|Lady Jeanne broke the news abroad with a dispatch in the Evening Standard in December 1962: "Whenever two people are gathered together in New York today, they fall to talking about the Kennedys or the Murphys. Now, the Kennedys are spoken of in loud voices while the Murphys are but whispered of — to date. The prettiest Murphy of them all is said to be called 'Happy' Murphy. She is young, in her early 30s, and a country-loving girl. Already people are comparing her to the Duchess of Windsor when she was plain Mrs. Simpson. However, this seems a strange comparison, for the two women have nothing much in common — except perhaps energy. Mrs. Murphy has worked tirelessly for the Rockefeller Foundation."
Meanwhile Lady Jeanne had left her interested in the media baron Luce for the brilliant young American novelist Norman Mailer. When she got pregnant, her grandfather, who was not impressed by the liaison, advised her to have the child but not marry him. She did anyway. Little more than a year later, the child, Kate, was born, and the couple divorced in Mexico in 1963.
Mailer, it is said, rewarded Lady Jeanne by depicting her as the bitch in his “American Dream,” although he later described her as a dear pudding of a lady,” and “a remarkable birl, almost as interesting, complex and Machiavellian” as himself.
Shortly after the Mailer divorce, Lady Jeanne married Mr. Cram. In a way, John (Jakie) Cram was the American version of her father the duke. Son of old money aristocrats. The couple had met ten years before when both were en route to Nassau on the maiden voyage of the Caronia. Right after they were wed, the bride, who was then living in a duplex studio above Carnegie Hall, went to New Hampshire to cover the primaries.
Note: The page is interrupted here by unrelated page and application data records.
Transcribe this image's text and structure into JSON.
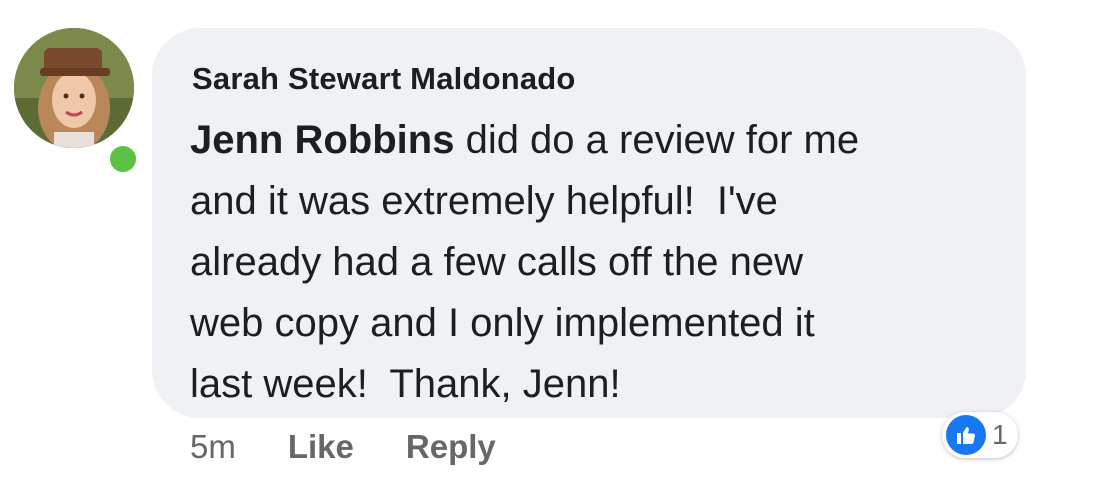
{
  "comment": {
    "author": "Sarah Stewart Maldonado",
    "mention": "Jenn Robbins",
    "text_after_mention": " did do a review for me\nand it was extremely helpful!  I've\nalready had a few calls off the new\nweb copy and I only implemented it\nlast week!  Thank, Jenn!",
    "timestamp": "5m",
    "like_label": "Like",
    "reply_label": "Reply",
    "reaction_count": "1",
    "reaction_icon": "thumbs-up-icon"
  },
  "avatar": {
    "online": true,
    "status_color": "#5bc243"
  },
  "colors": {
    "bubble": "#eff1f5",
    "text": "#1c1e21",
    "meta": "#65676b",
    "like_blue": "#1877f2"
  }
}
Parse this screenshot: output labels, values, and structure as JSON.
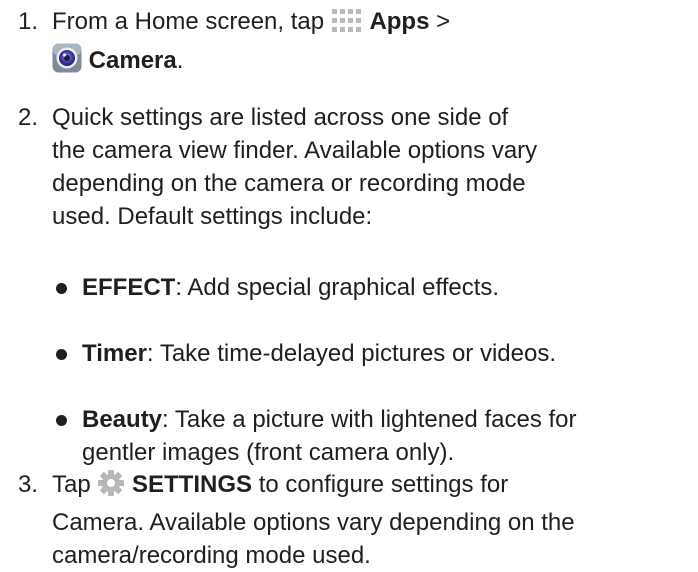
{
  "steps": [
    {
      "number": "1.",
      "line1_prefix": "From a Home screen, tap ",
      "apps_label": "Apps",
      "line1_suffix": " >",
      "camera_label": "Camera",
      "line2_suffix": "."
    },
    {
      "number": "2.",
      "lines": [
        "Quick settings are listed across one side of",
        "the camera view finder. Available options vary",
        "depending on the camera or recording mode",
        "used. Default settings include:"
      ]
    },
    {
      "number": "3.",
      "line1_prefix": "Tap ",
      "settings_label": "SETTINGS",
      "line1_suffix": " to configure settings for",
      "lines": [
        "Camera. Available options vary depending on the",
        "camera/recording mode used."
      ]
    }
  ],
  "bullets": [
    {
      "term": "EFFECT",
      "text": ": Add special graphical effects."
    },
    {
      "term": "Timer",
      "text": ": Take time-delayed pictures or videos."
    },
    {
      "term": "Beauty",
      "text": ": Take a picture with lightened faces for",
      "text2": "gentler images (front camera only)."
    }
  ],
  "icons": {
    "apps": "apps-grid-icon",
    "camera": "camera-app-icon",
    "settings": "gear-icon"
  },
  "colors": {
    "text": "#1f1f1f",
    "apps_icon": "#b8b8b8",
    "camera_icon_outer": "#8c9aa6",
    "camera_lens": "#4b3fa8",
    "gear": "#b7b7b7"
  }
}
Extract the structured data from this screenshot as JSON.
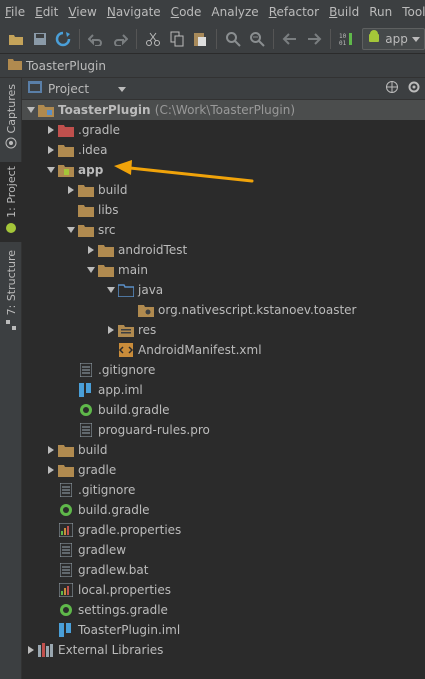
{
  "menu": [
    {
      "mnemonic": "F",
      "rest": "ile"
    },
    {
      "mnemonic": "E",
      "rest": "dit"
    },
    {
      "mnemonic": "V",
      "rest": "iew"
    },
    {
      "mnemonic": "N",
      "rest": "avigate"
    },
    {
      "mnemonic": "C",
      "rest": "ode"
    },
    {
      "mnemonic": "",
      "rest": "Analyze"
    },
    {
      "mnemonic": "R",
      "rest": "efactor"
    },
    {
      "mnemonic": "B",
      "rest": "uild"
    },
    {
      "mnemonic": "",
      "rest": "Run"
    },
    {
      "mnemonic": "",
      "rest": "Tools"
    }
  ],
  "toolbar": {
    "run_config_label": "app",
    "icons": [
      "open-folder-icon",
      "save-icon",
      "sync-icon",
      "undo-icon",
      "redo-icon",
      "cut-icon",
      "copy-icon",
      "paste-icon",
      "find-icon",
      "replace-icon",
      "back-icon",
      "forward-icon",
      "make-icon"
    ]
  },
  "breadcrumb": {
    "label": "ToasterPlugin"
  },
  "left_strip": {
    "captures": "Captures",
    "project": "1: Project",
    "structure": "7: Structure"
  },
  "panel": {
    "view_label": "Project"
  },
  "tree": {
    "root": {
      "name": "ToasterPlugin",
      "path": "(C:\\Work\\ToasterPlugin)"
    },
    "items": {
      "gradle_hidden": ".gradle",
      "idea": ".idea",
      "app": "app",
      "app_build": "build",
      "app_libs": "libs",
      "app_src": "src",
      "android_test": "androidTest",
      "main": "main",
      "java": "java",
      "package": "org.nativescript.kstanoev.toaster",
      "res": "res",
      "manifest": "AndroidManifest.xml",
      "app_gitignore": ".gitignore",
      "app_iml": "app.iml",
      "app_build_gradle": "build.gradle",
      "proguard": "proguard-rules.pro",
      "build": "build",
      "gradle": "gradle",
      "gitignore": ".gitignore",
      "build_gradle": "build.gradle",
      "gradle_properties": "gradle.properties",
      "gradlew": "gradlew",
      "gradlew_bat": "gradlew.bat",
      "local_properties": "local.properties",
      "settings_gradle": "settings.gradle",
      "toaster_iml": "ToasterPlugin.iml",
      "external_libraries": "External Libraries"
    }
  },
  "colors": {
    "folder": "#b08a4f",
    "excluded_folder": "#c0504d",
    "module_folder": "#b08a4f",
    "source_folder": "#5a8fc7",
    "gradle_green": "#5fb84a",
    "callout_arrow": "#f0a30a",
    "selection": "#4b4d4d"
  }
}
Those were busy times for Lady Jeanne privately. It was during that period that she had her famous trifecta of affairs with famous men. Mr. Kennedy, it was said, rendezvoused with her in her Georgetown house. Mr. Krushchev was her host at his dacha outside Moscow (in 1964), and Fidel a month later in May, in Havana.
In covering the funeral of John F. Kennedy for the Standard, she wrote "Jacqueline Kennedy has given the American people… one thing they have always lacked: majesty.”
|The marriage to Jakie Cram was rocky. When she threatened to divorce him, her father-in-law, Henry Sergeant “Harry” Cram of Foot Point Plantation, Bluffton, South Carolina (mentioned in “Midnight in the Garden of Good and Evil”) told her that if she left his son, he would cut her and their young daughter Cusi out of his will. Whereupon Lady Jeanne got up from the table saying casually, “Well, she’s not Jakie’s anyway.” It was later revealed that the girl (now an award winning playwright and actress in New York) was the daughter of a Bolivian Ambassador to the United Nations.
Through all this she remained close to her reproachful grandfather who frequently berated her for her willfulness and extravagance. Once during a rant, he pointed to a maid on her hands and knees scrubbing the floor, suggesting his granddaughter emulate her – “a real woman.” Granddaughter remained unimpressed. Instead she recognized his double standard toward the opposite sex. When Lord Beaverbrook died in 1964, however, he left his granddaughter at trust of $500,000, not huge but healthy in those days and those dollars. The trust no doubt gave her some financial space and independence. British women because of primogeniture were used to being left out of Wills.
She remained with the Standard and after divorcing Mr. Cram, remained living in New York. It was said she received a large advance for her memoir but tht she spent the money on a villa in Greece and never wrote the book. In January 1974, the Clan Campbell Society of the United States was created in New York City at the request of Lady Jeanne’s half-brother, the 12th Duke, and she was appointed by him to serve as the Society’s High Commissioner, i.e., personal representative of the Clan Chief, therefore, Head of the Campbell clan in America.
She is survied by her two daughters, both actresses and artists, Kate Mailer, and Cusi Cram.